Now, it will become more difficult to retain Scherzer because of teams like the Yankees, Angels and Dodgers, who seem to just be able to spend money on free agents at will.
The Yankees will be all over Scherzer this winter. CC Sabathia has been declining the past couple of years. Michael Pineda can’t stay healthy, and Hiroki Kuroda, who recently turned 39 years old, has pitched over 200 innings in each of the past three seasons. So, to keep expecting consistency from Kuroda shouldn’t be in the cards.
Masahiro Tanaka was signed this offseason by the Yankees to a seven year, $155 million deal. Scherzer would cost more than that, and in all likelihood, the Bronx Bombers will offer Scherzer more than what Tanaka received.
Boras knows all of this, which is why Scherzer turned down the Tigers’ mammoth deal. From the Tigers perspective, I don’t believe they are too worried about their No. 2 spot in the rotation not being filled for 2014.
I do believe that Scherzer does like being a Tiger and staying in Detroit could ultimately be where he decides to reside for the next six or seven years. But, if he isn’t retained, the Tigers aren’t likely to enter 2015 with Anibal Sanchez as their No. 2 starter behind Justin Verlander.

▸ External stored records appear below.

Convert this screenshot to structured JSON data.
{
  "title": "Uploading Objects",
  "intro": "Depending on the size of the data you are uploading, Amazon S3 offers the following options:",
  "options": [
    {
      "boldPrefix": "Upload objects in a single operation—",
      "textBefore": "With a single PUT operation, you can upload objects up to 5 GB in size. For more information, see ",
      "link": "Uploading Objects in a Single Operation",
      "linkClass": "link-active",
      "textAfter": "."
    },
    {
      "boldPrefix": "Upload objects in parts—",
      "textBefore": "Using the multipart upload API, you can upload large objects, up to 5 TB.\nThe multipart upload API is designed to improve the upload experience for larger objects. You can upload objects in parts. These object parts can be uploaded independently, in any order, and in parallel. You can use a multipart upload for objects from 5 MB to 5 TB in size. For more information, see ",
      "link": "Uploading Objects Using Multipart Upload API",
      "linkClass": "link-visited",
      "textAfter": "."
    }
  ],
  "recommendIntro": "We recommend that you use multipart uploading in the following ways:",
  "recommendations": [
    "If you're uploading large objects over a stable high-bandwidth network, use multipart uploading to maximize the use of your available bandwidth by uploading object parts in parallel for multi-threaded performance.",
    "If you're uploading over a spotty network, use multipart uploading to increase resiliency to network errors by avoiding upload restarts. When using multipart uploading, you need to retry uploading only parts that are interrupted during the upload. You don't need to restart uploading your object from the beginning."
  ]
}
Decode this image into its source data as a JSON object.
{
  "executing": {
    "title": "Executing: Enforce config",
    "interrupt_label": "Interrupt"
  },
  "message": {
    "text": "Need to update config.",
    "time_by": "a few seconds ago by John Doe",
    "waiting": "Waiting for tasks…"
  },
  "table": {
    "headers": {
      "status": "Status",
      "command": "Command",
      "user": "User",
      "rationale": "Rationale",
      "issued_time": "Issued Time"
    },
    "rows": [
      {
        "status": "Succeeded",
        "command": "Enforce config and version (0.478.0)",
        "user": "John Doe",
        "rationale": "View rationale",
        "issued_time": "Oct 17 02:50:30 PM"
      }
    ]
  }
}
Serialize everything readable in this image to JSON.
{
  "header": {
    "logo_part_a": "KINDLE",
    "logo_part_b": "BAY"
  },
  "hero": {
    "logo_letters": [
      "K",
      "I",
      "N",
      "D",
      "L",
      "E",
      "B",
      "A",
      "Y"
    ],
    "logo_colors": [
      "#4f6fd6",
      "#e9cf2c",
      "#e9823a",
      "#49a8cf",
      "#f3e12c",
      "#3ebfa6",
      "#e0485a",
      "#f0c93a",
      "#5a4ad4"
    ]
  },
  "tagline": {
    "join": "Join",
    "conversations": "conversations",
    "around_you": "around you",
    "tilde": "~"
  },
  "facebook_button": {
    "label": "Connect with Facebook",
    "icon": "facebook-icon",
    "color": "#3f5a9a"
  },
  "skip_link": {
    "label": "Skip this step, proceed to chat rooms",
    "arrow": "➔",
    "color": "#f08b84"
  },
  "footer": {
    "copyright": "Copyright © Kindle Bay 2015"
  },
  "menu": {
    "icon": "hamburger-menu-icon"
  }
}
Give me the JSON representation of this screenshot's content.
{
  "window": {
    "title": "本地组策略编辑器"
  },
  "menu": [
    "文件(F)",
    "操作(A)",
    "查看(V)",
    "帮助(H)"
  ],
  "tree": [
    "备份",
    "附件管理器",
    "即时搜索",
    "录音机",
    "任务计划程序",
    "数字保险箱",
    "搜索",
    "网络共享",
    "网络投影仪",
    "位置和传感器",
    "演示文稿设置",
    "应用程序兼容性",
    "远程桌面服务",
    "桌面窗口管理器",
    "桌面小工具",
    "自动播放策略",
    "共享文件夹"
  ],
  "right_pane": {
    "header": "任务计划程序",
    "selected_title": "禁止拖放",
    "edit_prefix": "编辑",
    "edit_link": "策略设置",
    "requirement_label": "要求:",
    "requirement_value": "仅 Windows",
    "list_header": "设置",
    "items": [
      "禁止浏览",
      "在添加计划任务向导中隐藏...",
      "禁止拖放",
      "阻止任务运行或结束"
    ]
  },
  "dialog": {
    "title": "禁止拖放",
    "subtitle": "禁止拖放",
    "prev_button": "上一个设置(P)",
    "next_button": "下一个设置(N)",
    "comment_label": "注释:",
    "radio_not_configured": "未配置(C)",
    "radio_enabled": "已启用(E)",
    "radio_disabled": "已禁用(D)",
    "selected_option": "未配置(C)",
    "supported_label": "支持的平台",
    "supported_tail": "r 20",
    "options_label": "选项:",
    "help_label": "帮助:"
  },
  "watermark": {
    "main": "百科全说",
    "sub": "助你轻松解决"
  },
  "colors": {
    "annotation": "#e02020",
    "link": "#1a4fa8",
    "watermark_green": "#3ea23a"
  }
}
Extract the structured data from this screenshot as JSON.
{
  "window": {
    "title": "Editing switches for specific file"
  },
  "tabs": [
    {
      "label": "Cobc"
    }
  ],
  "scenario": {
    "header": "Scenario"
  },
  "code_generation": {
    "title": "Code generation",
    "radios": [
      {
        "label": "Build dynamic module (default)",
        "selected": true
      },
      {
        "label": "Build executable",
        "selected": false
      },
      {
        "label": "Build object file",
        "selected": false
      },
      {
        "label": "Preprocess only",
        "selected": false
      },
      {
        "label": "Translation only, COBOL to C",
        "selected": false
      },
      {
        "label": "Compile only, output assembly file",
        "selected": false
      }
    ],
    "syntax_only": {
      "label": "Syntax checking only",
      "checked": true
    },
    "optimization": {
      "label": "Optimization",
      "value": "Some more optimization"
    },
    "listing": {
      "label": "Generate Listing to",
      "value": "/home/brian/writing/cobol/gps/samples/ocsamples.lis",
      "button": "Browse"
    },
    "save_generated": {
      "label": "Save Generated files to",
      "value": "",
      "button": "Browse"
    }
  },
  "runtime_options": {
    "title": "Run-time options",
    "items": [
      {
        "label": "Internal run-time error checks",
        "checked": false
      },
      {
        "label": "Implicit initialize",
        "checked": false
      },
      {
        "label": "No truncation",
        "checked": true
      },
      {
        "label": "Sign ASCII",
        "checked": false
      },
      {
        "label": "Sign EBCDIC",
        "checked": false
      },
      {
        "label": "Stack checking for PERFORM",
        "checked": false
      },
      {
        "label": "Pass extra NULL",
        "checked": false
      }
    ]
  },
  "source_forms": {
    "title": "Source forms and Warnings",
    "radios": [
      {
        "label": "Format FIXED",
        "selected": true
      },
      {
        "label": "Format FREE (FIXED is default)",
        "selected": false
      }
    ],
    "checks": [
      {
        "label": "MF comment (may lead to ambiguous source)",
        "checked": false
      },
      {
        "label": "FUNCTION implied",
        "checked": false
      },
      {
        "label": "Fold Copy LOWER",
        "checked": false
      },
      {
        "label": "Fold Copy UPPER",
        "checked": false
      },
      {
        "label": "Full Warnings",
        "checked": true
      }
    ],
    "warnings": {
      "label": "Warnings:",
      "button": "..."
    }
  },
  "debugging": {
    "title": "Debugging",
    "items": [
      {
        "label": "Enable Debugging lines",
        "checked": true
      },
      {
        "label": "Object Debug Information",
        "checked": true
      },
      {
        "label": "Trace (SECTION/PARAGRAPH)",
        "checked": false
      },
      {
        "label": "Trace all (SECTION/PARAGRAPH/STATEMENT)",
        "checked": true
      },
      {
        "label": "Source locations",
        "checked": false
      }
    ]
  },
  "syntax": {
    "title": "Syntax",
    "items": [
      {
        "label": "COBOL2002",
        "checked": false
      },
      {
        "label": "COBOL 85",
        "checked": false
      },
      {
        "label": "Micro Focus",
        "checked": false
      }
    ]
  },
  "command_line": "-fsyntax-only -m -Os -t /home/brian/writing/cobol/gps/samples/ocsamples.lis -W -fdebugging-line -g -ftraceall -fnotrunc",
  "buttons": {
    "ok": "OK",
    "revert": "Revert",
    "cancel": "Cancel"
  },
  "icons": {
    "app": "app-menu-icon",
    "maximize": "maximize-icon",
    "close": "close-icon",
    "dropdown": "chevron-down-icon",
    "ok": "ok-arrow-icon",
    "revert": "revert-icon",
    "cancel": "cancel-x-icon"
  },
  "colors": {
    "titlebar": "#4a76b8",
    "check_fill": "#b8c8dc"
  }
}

A total of $41.525 million will come off the books after the 2014 season when Torii Hunter, Victor Martinez and Scherzer will all become free agents. The money will be their for the Tigers to still negotiate with Scherzer or another top of the line pitcher.
The acquisition would have to come via free agency. The Tigers don’t have the pieces in the farm system to trade for someone’s top of the rotation pitcher. It cost the Tigers their No. 1 prospect (Jacob Turner) to land Anibal Sanchez from the Marlins in 2012, and the Tigers need Castellanos to be a contributor at the major league level, especially since the Jose Iglesias and Andy Dirks injuries.
Guys that could fill the void left by Scherzer’s potential departure include: Jon Lester, James Shields, Homer Bailey and Justin Masterson. The first choice is obviously Scherzer, but the Tigers are going to need some outfield help as well as putting together a competitive bullpen for 2015.
The Tigers could save some money (not a lot) by signing one of the other top pitchers, and then they could throw some money at a quality outfielder or even a Miguel Cabrera extension, so the slugger can end his career in Detroit.
Their will be bottom of the rotation pitchers available as well, but I don’t see the Tigers acquiring a pitcher of that kind because of the plethora of young arms in the farm who can fill a fringe rotation role. Robbie Ray‘s ETA is 2015, and the Tigers could look to him to be the No. 5 starter.
I see Ray taking a path similar to Smyly, though. The Tigers will have the No. 2 spot in the rotation filled, but will need Ray for the bullpen, similar to Smyly in 2013. Ray should make his rotation appearance a year later for the Tigers.
I saw on Twitter from a Philadelphia Phillies fan about the Tigers trading for Cliff Lee at the deadline. While the Tigers rotation would look even more impressive with a lefty like Lee, they don’t have anything to give to the Phillies.
Many more teams will have better offers if the Phillies begin to flounder. A trade mid-season is totaling out of the question for that reason and because there are no rotation spots available, but that could all change in three months.
Not signing Scherzer to a deal right now won’t be the last opportunity for the Tigers. The two sides are going to have to meet in the middle, but it will be easier for Scherzer to swing negotiations come winter because of more teams being involved, and Boras knows that.
Dombrowski won’t allow one of the top rotations in the American League to crumble. The Tigers will have a top of the line starter slated behind Justin Verlander come 2015; it just may not be Scherzer.